Worry over use of military equipment by police in US
A US military programme that sends armoured cars, camouflage and other battlefield equipment to police departments is under fresh scrutiny after almost a week of demonstrations in Ferguson, Missouri, over the death of an unarmed black teenager.
The hundreds of people who have gathered each night since 18-year-old Michael Brown was shot and killed by a police officer last Saturday have been met with police clad in body armour using tear gas, smoke bombs and stun grenades.
On Thursday, US Attorney General Eric Holder said it was clear the scenes playing out in the St Louis suburb "cannot continue". And while he condemned acts of violence and looting by some protesters, he said it was the role of law enforcement to reduce tensions in the city, rather than exacerbate them.
"At a time when we must seek to rebuild trust between law enforcement and the local community, I am deeply concerned that the deployment of military equipment … sends a conflicting message," Holder said.
Ferguson, along with many other US communities, has taken part in the Pentagon's Excess Property Programme, known as 1033, which distributes surplus military equipment to police. The programme began in the early 1990s and grew after the The events of September11, 2001.
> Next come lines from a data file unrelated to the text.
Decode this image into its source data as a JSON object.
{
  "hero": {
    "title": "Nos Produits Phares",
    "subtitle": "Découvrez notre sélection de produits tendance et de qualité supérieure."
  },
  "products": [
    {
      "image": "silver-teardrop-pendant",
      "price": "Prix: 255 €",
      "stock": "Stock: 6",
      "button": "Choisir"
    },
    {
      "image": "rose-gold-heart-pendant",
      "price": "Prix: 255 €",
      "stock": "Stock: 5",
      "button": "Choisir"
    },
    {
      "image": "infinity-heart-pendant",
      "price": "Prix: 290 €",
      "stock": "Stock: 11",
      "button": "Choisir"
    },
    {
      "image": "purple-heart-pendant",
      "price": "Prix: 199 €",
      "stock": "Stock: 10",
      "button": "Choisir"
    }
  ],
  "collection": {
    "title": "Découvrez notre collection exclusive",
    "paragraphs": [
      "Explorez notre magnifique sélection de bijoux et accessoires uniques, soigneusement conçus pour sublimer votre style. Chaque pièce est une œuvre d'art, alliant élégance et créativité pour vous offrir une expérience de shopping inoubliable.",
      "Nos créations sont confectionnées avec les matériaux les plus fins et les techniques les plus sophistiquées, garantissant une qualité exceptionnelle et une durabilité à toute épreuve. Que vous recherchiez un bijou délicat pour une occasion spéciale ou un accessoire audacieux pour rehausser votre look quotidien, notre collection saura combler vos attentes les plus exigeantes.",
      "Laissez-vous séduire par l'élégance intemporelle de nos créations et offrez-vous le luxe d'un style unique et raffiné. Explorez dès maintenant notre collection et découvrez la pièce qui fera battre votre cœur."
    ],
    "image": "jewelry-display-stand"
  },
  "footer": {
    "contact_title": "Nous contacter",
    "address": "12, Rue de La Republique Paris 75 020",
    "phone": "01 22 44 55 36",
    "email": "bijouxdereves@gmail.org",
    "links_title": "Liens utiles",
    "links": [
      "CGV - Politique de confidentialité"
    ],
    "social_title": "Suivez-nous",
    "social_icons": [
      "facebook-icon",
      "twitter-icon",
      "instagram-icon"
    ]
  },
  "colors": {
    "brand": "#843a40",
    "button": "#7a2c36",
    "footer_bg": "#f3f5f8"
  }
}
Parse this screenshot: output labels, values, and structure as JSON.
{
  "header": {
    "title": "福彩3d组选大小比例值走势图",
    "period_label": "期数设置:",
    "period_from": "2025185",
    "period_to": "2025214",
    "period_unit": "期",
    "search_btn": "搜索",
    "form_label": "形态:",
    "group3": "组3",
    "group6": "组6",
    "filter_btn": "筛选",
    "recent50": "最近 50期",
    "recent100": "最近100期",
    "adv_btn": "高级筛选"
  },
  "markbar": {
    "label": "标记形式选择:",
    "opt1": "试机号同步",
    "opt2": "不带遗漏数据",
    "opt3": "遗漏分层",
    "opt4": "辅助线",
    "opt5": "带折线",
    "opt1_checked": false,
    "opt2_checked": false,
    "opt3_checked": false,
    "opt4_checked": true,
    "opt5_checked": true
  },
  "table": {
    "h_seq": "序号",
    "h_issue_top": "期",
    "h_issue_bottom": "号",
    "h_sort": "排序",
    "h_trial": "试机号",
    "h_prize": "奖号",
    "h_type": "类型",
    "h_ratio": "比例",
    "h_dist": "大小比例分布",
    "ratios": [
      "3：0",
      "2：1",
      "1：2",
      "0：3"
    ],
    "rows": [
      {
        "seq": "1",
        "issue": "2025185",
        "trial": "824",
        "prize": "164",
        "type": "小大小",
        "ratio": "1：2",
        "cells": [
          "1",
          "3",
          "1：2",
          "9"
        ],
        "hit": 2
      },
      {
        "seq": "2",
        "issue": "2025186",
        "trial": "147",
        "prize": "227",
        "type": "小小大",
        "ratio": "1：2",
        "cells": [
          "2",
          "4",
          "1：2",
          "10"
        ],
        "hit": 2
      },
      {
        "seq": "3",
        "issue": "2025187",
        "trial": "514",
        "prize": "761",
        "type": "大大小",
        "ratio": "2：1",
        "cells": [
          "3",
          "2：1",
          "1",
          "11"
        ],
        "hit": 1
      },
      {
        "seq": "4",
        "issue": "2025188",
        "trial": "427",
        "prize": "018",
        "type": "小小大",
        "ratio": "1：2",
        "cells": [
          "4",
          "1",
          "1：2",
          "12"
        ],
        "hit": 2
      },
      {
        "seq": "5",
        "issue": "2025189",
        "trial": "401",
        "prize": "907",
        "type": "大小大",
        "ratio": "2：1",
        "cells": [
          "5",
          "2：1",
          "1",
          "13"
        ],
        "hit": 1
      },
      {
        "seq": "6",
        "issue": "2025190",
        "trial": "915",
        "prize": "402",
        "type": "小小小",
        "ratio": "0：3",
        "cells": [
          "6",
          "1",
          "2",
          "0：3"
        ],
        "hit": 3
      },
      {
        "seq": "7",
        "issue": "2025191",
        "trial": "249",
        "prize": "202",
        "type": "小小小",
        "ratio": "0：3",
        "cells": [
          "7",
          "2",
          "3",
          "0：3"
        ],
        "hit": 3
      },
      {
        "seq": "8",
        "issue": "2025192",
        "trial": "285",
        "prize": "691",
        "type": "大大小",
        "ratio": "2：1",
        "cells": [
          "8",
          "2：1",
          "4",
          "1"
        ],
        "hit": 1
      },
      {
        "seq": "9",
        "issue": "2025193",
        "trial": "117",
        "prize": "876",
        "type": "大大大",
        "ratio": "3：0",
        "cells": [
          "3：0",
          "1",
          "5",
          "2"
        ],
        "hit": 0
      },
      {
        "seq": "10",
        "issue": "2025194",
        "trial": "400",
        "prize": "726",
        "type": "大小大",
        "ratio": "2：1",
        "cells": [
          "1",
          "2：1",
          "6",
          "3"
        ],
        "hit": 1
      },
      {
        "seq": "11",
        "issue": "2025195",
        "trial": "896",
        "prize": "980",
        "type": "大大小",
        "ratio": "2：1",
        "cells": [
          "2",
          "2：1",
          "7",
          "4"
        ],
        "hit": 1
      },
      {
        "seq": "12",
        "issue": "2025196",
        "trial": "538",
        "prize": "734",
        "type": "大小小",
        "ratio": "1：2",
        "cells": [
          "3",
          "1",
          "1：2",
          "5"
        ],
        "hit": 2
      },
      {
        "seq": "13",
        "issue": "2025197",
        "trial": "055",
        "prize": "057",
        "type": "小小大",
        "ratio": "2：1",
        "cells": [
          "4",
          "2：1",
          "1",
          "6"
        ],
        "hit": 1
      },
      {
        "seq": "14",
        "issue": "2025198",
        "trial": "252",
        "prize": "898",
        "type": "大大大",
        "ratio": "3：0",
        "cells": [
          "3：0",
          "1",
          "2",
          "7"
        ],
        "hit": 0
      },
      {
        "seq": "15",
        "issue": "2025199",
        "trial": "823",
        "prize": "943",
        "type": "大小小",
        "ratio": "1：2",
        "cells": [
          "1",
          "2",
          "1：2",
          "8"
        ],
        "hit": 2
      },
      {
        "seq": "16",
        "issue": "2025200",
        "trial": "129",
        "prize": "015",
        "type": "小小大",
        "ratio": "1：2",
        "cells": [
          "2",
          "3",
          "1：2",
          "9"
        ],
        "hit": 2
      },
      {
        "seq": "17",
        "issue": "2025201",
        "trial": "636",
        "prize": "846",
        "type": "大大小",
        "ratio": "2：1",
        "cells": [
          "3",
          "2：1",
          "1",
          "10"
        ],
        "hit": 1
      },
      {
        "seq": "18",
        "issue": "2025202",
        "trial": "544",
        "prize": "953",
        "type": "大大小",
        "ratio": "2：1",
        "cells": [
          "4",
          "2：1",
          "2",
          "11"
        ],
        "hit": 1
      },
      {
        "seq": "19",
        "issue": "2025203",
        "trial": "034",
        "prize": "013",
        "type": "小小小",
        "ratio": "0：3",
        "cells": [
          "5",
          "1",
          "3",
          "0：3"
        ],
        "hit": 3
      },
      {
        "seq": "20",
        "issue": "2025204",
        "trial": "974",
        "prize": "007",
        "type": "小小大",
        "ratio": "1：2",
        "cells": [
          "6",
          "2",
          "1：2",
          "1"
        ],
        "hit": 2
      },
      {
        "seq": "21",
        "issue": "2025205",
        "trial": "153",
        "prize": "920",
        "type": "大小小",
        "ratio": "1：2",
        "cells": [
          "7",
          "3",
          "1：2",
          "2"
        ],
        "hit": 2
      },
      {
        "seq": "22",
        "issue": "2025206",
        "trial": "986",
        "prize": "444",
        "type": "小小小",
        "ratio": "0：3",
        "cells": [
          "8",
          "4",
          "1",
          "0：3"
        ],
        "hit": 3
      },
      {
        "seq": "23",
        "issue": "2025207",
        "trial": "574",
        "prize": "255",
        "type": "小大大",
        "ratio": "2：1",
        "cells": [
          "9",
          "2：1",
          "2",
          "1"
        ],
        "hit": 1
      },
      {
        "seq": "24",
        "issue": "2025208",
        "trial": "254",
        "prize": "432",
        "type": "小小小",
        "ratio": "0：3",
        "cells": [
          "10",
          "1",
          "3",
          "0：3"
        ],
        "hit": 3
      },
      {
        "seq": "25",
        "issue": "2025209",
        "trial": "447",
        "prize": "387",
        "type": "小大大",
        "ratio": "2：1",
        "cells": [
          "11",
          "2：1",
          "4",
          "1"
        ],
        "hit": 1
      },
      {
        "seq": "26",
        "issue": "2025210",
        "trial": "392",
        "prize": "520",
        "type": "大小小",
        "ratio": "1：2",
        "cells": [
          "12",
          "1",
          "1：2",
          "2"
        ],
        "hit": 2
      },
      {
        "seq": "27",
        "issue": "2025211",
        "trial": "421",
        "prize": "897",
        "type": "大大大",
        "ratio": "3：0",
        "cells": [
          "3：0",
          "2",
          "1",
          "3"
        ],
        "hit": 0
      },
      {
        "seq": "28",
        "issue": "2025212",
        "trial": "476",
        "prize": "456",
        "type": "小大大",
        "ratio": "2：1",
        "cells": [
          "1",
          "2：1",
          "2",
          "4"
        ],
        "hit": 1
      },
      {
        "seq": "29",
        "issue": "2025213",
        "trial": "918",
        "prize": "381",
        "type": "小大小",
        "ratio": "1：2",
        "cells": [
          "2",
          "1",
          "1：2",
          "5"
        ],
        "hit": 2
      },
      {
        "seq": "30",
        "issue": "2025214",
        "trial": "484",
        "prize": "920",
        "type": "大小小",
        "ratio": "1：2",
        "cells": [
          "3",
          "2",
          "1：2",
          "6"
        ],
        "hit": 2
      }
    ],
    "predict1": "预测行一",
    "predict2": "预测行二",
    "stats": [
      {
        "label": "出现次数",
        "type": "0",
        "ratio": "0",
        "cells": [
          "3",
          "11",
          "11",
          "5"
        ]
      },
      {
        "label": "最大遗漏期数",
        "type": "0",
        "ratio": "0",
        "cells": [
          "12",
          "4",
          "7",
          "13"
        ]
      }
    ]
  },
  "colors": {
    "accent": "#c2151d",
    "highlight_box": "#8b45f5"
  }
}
A report released in June by the American Civil Liberties Union (ACLU), documents the flow of armoured robots, military-style rifles and tactical vehicles to local police departments.
The programme has proved popular with police forces across the country, with local officials saying it saves them money and offers valuable equipment.
Through the programme, Arizona's Maricopa County has amassed a stockpile of 120 assault rifles, five armoured vehicles and 10 helicopters, the ACLU report found. The city of North Little Rock, Arkansas, obtained 34 automatic and semi-automatic rifles, two robots and ground troop helmets.
"What we're seeing in Ferguson is a reflection of the militarisation of American policing," said Kara Dansky, senior counsel with the ACLU's Centre for Justice. "They're trained to think of what they do as going into battle."
A Defence Department spokesman said the programme had proven useful because it allowed US law enforcement to reuse military equipment.
"That said, it is up to law enforcement agencies to speak to how and what they gain through this system. And I'm not going to inject the Pentagon into this discussion," the spokesman said.